Search term "banner": copy each line of the data containing it.

(Source data)
---

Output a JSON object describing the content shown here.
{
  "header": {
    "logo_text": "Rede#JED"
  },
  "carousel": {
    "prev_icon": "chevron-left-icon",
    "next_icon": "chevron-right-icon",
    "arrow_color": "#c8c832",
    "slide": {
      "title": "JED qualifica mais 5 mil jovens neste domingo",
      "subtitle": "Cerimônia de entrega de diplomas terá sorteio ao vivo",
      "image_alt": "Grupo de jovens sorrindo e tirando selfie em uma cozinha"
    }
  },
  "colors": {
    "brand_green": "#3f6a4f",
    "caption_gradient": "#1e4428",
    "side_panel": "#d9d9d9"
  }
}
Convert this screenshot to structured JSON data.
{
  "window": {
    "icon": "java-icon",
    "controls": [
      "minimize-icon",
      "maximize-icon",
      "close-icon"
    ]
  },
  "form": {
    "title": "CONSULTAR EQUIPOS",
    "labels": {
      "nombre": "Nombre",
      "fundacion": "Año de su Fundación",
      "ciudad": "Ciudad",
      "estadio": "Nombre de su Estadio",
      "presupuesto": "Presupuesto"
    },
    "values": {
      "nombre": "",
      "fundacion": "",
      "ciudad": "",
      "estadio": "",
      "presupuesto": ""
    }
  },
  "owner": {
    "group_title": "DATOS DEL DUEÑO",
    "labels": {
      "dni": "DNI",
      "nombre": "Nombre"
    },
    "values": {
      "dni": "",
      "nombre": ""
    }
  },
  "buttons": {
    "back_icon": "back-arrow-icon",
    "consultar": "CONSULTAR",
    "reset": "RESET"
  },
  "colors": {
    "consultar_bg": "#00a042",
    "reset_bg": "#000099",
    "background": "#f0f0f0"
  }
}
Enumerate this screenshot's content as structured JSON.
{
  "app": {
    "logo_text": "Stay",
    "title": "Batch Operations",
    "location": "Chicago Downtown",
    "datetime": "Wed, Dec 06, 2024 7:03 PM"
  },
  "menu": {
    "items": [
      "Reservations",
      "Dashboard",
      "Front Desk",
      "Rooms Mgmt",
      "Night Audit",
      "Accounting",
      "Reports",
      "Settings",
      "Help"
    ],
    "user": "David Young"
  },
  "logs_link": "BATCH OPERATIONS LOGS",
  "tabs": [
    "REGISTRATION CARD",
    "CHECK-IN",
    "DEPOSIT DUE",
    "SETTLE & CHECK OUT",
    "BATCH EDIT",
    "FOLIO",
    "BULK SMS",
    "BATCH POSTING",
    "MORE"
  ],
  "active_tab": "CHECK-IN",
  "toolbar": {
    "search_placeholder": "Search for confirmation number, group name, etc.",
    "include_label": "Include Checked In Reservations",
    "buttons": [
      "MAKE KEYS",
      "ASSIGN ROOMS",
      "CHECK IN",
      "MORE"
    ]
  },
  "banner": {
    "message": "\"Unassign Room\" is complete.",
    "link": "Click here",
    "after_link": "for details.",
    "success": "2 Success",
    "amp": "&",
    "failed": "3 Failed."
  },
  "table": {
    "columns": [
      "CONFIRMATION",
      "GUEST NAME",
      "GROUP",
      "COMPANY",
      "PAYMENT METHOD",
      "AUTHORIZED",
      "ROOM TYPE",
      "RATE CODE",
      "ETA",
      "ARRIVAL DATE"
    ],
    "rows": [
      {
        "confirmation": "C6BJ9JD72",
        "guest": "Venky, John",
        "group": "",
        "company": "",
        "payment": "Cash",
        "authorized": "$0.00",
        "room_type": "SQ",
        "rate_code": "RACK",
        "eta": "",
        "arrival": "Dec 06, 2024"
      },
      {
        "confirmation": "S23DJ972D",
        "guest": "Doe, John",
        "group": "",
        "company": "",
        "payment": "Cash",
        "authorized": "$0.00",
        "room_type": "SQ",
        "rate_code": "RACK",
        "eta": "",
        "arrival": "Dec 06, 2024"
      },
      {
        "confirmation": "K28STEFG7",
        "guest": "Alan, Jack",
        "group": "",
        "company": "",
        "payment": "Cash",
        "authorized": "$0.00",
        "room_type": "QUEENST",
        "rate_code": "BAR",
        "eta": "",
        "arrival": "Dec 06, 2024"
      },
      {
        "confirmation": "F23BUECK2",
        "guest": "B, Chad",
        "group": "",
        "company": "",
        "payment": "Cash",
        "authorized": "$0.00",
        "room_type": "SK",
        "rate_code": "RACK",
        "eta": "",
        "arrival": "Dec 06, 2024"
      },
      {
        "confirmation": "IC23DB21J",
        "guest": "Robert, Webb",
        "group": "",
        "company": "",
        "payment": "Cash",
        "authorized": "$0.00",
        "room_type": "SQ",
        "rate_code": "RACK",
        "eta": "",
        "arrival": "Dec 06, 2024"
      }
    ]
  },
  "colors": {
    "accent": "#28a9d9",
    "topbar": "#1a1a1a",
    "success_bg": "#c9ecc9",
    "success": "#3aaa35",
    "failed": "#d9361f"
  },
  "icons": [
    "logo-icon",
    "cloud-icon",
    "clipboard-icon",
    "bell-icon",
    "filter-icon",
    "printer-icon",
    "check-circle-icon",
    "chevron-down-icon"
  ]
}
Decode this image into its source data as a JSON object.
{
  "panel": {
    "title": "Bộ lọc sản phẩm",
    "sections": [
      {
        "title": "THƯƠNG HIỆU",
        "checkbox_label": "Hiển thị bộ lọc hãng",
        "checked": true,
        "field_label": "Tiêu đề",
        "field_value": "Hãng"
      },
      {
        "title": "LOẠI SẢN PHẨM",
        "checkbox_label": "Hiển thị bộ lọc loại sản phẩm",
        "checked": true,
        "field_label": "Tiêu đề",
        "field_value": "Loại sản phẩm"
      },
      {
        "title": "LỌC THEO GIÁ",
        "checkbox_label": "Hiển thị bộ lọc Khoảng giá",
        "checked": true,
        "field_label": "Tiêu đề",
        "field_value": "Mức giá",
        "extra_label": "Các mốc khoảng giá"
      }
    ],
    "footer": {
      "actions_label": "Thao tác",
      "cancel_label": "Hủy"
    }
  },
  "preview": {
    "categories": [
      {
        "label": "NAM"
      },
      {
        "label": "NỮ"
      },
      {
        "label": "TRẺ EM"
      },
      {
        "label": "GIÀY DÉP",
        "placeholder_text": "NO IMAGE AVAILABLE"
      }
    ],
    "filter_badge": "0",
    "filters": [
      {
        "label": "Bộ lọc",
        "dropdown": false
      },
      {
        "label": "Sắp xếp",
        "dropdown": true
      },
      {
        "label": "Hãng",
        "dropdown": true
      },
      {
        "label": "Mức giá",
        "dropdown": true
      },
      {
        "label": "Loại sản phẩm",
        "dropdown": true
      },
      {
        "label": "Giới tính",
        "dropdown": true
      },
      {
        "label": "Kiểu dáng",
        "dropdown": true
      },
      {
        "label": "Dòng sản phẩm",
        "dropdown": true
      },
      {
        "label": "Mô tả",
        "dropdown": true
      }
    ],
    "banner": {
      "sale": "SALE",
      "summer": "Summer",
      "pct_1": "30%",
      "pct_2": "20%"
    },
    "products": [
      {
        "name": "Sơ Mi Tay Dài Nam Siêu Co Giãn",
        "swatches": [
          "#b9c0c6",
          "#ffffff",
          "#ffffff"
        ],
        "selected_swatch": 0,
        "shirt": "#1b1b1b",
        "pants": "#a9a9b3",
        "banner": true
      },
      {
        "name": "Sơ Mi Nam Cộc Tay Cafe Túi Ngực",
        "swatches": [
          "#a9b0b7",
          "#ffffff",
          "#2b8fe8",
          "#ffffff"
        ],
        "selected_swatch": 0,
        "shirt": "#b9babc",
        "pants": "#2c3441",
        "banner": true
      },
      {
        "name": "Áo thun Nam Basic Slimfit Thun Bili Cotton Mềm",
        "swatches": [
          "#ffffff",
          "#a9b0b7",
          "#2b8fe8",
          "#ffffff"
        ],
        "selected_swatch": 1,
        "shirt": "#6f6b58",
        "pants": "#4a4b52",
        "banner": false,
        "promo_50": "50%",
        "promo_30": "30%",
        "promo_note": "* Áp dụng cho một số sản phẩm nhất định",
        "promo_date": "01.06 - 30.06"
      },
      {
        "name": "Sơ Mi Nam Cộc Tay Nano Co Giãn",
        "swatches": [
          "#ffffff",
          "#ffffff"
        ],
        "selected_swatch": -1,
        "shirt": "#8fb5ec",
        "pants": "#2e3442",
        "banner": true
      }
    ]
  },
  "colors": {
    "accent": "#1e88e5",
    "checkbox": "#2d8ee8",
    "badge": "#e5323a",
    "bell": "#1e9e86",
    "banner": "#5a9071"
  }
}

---

Answer for the task:
  "banner": {
    "banner": {
        "banner": true
        "banner": true
        "banner": false,
        "banner": true
    "banner": "#5a9071"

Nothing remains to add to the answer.